# ABOUT THIS EXERCISE
The answer must consist of each line of the records below that contains the string "preview".

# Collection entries
§

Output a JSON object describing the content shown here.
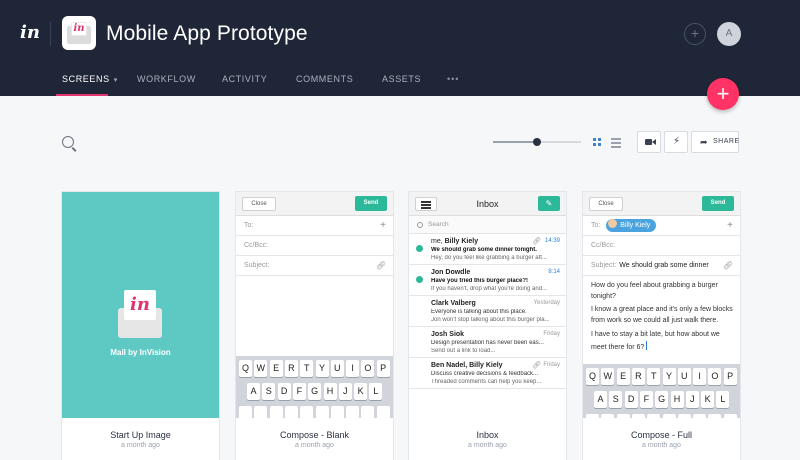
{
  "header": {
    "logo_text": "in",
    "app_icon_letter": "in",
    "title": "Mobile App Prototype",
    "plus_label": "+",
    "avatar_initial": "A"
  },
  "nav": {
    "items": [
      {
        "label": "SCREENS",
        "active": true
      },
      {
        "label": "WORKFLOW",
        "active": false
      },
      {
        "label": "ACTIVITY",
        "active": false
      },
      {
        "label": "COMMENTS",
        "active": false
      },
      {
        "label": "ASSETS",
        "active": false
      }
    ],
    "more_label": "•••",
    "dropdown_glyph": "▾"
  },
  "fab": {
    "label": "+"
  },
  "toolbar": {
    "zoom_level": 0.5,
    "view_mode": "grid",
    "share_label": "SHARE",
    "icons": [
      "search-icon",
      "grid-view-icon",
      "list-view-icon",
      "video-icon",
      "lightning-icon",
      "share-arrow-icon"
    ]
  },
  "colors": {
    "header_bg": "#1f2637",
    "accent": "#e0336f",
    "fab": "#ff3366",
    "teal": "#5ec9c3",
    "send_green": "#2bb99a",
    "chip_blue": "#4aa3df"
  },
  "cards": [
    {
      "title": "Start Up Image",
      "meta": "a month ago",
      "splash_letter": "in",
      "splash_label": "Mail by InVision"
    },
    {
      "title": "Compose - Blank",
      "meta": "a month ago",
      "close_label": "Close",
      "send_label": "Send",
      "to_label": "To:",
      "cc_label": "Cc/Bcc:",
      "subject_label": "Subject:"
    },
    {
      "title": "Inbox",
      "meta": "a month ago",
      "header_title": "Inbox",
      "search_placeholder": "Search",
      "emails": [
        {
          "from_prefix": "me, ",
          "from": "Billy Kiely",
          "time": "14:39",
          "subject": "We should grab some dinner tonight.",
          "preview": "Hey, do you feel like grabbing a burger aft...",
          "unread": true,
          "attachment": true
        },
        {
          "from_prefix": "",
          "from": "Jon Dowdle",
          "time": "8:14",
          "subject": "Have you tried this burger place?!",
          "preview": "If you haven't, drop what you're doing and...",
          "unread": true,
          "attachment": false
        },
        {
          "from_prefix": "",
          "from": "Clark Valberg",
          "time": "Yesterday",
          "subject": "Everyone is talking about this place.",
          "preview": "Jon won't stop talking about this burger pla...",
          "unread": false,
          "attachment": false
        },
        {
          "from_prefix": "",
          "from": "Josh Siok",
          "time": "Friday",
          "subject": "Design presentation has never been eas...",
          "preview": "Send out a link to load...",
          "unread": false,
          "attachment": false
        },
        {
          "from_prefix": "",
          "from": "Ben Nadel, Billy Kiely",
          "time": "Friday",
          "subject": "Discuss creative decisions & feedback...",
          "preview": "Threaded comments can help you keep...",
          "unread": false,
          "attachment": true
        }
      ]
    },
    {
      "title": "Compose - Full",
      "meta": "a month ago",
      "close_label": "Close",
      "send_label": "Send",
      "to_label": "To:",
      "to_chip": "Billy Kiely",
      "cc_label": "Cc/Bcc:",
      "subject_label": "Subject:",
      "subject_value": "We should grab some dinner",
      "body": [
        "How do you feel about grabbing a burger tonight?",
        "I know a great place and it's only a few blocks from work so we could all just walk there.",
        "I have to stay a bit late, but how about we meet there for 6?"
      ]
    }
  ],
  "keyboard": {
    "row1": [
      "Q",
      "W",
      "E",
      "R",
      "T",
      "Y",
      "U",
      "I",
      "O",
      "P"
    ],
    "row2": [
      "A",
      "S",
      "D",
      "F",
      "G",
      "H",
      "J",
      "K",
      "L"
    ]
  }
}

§

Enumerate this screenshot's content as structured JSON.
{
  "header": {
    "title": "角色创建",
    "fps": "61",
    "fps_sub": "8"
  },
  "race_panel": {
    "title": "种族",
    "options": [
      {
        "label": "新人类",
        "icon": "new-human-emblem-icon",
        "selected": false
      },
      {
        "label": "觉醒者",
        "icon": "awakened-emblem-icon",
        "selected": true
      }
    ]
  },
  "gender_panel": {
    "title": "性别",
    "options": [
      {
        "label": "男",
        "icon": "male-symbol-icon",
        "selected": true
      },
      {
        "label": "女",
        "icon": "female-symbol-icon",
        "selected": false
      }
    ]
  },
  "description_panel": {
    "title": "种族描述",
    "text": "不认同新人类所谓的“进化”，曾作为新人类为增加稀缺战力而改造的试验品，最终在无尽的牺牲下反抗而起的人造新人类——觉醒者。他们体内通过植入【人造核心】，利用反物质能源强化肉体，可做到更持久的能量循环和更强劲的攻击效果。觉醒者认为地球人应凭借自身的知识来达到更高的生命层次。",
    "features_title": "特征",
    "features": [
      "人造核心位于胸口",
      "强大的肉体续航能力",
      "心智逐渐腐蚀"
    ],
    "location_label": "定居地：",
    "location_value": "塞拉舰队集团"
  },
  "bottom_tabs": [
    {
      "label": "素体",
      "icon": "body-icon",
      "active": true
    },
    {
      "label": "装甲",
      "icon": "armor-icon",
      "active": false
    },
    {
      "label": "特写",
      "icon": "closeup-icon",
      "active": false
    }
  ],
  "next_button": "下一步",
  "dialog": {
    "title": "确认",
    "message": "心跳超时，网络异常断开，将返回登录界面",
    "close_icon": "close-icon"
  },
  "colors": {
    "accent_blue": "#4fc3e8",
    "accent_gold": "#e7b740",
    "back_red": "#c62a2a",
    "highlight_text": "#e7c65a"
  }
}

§

# RESPONSE AREA
          "preview": "Hey, do you feel like grabbing a burger aft...",
          "preview": "If you haven't, drop what you're doing and...",
          "preview": "Jon won't stop talking about this burger pla...",
          "preview": "Send out a link to load...",
          "preview": "Threaded comments can help you keep...",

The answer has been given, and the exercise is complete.